WHAT THE TASK REQUIRES:
Word for word, please copy the listing below, with its pictures left out.

========

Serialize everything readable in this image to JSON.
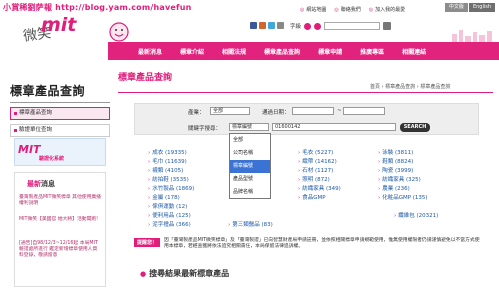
{
  "watermark": "小賞稀劉萨報 http://blog.yam.com/havefun",
  "header": {
    "lang_zh": "中文版",
    "lang_en": "English",
    "links": [
      "網站地圖",
      "聯絡我們",
      "加入我的最愛"
    ],
    "search_label": "字級",
    "logo_text": "微笑",
    "logo_mit": "mit"
  },
  "nav": {
    "items": [
      "最新消息",
      "標章介紹",
      "相關法規",
      "標章產品查詢",
      "標章申請",
      "推廣專區",
      "相關連結"
    ]
  },
  "sidebar": {
    "title": "標章產品查詢",
    "items": [
      "標章產品查詢",
      "驗證單位查詢"
    ],
    "mit_box": {
      "logo": "MIT",
      "text": "驗證化系統"
    },
    "news": {
      "title_prefix": "最新",
      "title_suffix": "消息",
      "items": [
        {
          "text": "臺灣製產品MIT微笑標章 其他使用廣播權利說明",
          "date": ""
        },
        {
          "text": "MIT微笑【美國官 她大將】活動開跑!",
          "date": ""
        },
        {
          "text": "[通告]自98/12/3~12/16起 本局MIT驗證處所進行 鑑定新增標章使用人資 料登錄，敬請留意",
          "date": ""
        }
      ]
    }
  },
  "main": {
    "title": "標章產品查詢",
    "breadcrumb": "首頁 › 標章產品查詢 › 標章產品查詢",
    "filter": {
      "industry_label": "產業：",
      "industry_value": "全部",
      "date_label": "通過日期：",
      "keyword_label": "關鍵字搜尋：",
      "keyword_type_value": "標章編號",
      "keyword_value": "01600142",
      "search_button": "SEARCH"
    },
    "dropdown_options": [
      "全部",
      "公司名稱",
      "標章編號",
      "產品型號",
      "品牌名稱"
    ],
    "dropdown_selected_index": 2,
    "categories": [
      {
        "name": "成衣",
        "count": "(19335)"
      },
      {
        "name": "毛巾",
        "count": "(11639)"
      },
      {
        "name": "襪類",
        "count": "(4105)"
      },
      {
        "name": "紡拍鞋",
        "count": "(3535)"
      },
      {
        "name": "水竹製品",
        "count": "(1869)"
      },
      {
        "name": "金屬",
        "count": "(178)"
      },
      {
        "name": "傢俱運動",
        "count": "(12)"
      },
      {
        "name": "便利用品",
        "count": "(125)"
      },
      {
        "name": "泥字禮品",
        "count": "(366)"
      },
      {
        "name": "毛衣",
        "count": "(5227)"
      },
      {
        "name": "織帶",
        "count": "(14162)"
      },
      {
        "name": "石材",
        "count": "(1127)"
      },
      {
        "name": "照明",
        "count": "(872)"
      },
      {
        "name": "紡織家具",
        "count": "(349)"
      },
      {
        "name": "食品GMP",
        "count": ""
      },
      {
        "name": "第三類醫品",
        "count": "(83)"
      },
      {
        "name": "泳裝",
        "count": "(3811)"
      },
      {
        "name": "鞋類",
        "count": "(8824)"
      },
      {
        "name": "陶瓷",
        "count": "(3999)"
      },
      {
        "name": "紡織家具",
        "count": "(325)"
      },
      {
        "name": "農業",
        "count": "(236)"
      },
      {
        "name": "化粧品GMP",
        "count": "(135)"
      },
      {
        "name": "纖維包",
        "count": "(20321)"
      }
    ],
    "notice": {
      "badge": "提醒您！",
      "text": "因「臺灣製產品MIT微笑標章」及「臺灣製證」已向智慧財產局申請註冊，並依照相關標章申請規範使用，惟無使用權限者仍請謹慎避免以不當方式使用本標章，若經查獲將依法追究相關責任，本局保留法律追訴權。"
    },
    "bottom_heading": "搜尋結果最新標章產品"
  }
}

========

TASK OUTPUT:
Serialize everything readable in this image to JSON.
{
  "watermark": "小賞稀劉萨報 http://blog.yam.com/havefun",
  "header": {
    "lang_zh": "中文版",
    "lang_en": "English",
    "links": [
      "網站地圖",
      "聯絡我們",
      "加入我的最愛"
    ],
    "search_label": "字級",
    "logo_text": "微笑",
    "logo_mit": "mit"
  },
  "nav": {
    "items": [
      "最新消息",
      "標章介紹",
      "相關法規",
      "標章產品查詢",
      "標章申請",
      "推廣專區",
      "相關連結"
    ]
  },
  "sidebar": {
    "title": "標章產品查詢",
    "items": [
      "標章產品查詢",
      "驗證單位查詢"
    ],
    "mit_box": {
      "logo": "MIT",
      "text": "驗證化系統"
    },
    "news": {
      "title_prefix": "最新",
      "title_suffix": "消息",
      "items": [
        {
          "text": "臺灣製產品MIT微笑標章 其他使用廣播權利說明",
          "date": ""
        },
        {
          "text": "MIT微笑【美國官 她大將】活動開跑!",
          "date": ""
        },
        {
          "text": "[通告]自98/12/3~12/16起 本局MIT驗證處所進行 鑑定新增標章使用人資 料登錄，敬請留意",
          "date": ""
        }
      ]
    }
  },
  "main": {
    "title": "標章產品查詢",
    "breadcrumb": "首頁 › 標章產品查詢 › 標章產品查詢",
    "filter": {
      "industry_label": "產業：",
      "industry_value": "全部",
      "date_label": "通過日期：",
      "keyword_label": "關鍵字搜尋：",
      "keyword_type_value": "標章編號",
      "keyword_value": "01600142",
      "search_button": "SEARCH"
    },
    "dropdown_options": [
      "全部",
      "公司名稱",
      "標章編號",
      "產品型號",
      "品牌名稱"
    ],
    "dropdown_selected_index": 2,
    "categories": [
      {
        "name": "成衣",
        "count": "(19335)"
      },
      {
        "name": "毛巾",
        "count": "(11639)"
      },
      {
        "name": "襪類",
        "count": "(4105)"
      },
      {
        "name": "紡拍鞋",
        "count": "(3535)"
      },
      {
        "name": "水竹製品",
        "count": "(1869)"
      },
      {
        "name": "金屬",
        "count": "(178)"
      },
      {
        "name": "傢俱運動",
        "count": "(12)"
      },
      {
        "name": "便利用品",
        "count": "(125)"
      },
      {
        "name": "泥字禮品",
        "count": "(366)"
      },
      {
        "name": "毛衣",
        "count": "(5227)"
      },
      {
        "name": "織帶",
        "count": "(14162)"
      },
      {
        "name": "石材",
        "count": "(1127)"
      },
      {
        "name": "照明",
        "count": "(872)"
      },
      {
        "name": "紡織家具",
        "count": "(349)"
      },
      {
        "name": "食品GMP",
        "count": ""
      },
      {
        "name": "第三類醫品",
        "count": "(83)"
      },
      {
        "name": "泳裝",
        "count": "(3811)"
      },
      {
        "name": "鞋類",
        "count": "(8824)"
      },
      {
        "name": "陶瓷",
        "count": "(3999)"
      },
      {
        "name": "紡織家具",
        "count": "(325)"
      },
      {
        "name": "農業",
        "count": "(236)"
      },
      {
        "name": "化粧品GMP",
        "count": "(135)"
      },
      {
        "name": "纖維包",
        "count": "(20321)"
      }
    ],
    "notice": {
      "badge": "提醒您！",
      "text": "因「臺灣製產品MIT微笑標章」及「臺灣製證」已向智慧財產局申請註冊，並依照相關標章申請規範使用，惟無使用權限者仍請謹慎避免以不當方式使用本標章，若經查獲將依法追究相關責任，本局保留法律追訴權。"
    },
    "bottom_heading": "搜尋結果最新標章產品"
  }
}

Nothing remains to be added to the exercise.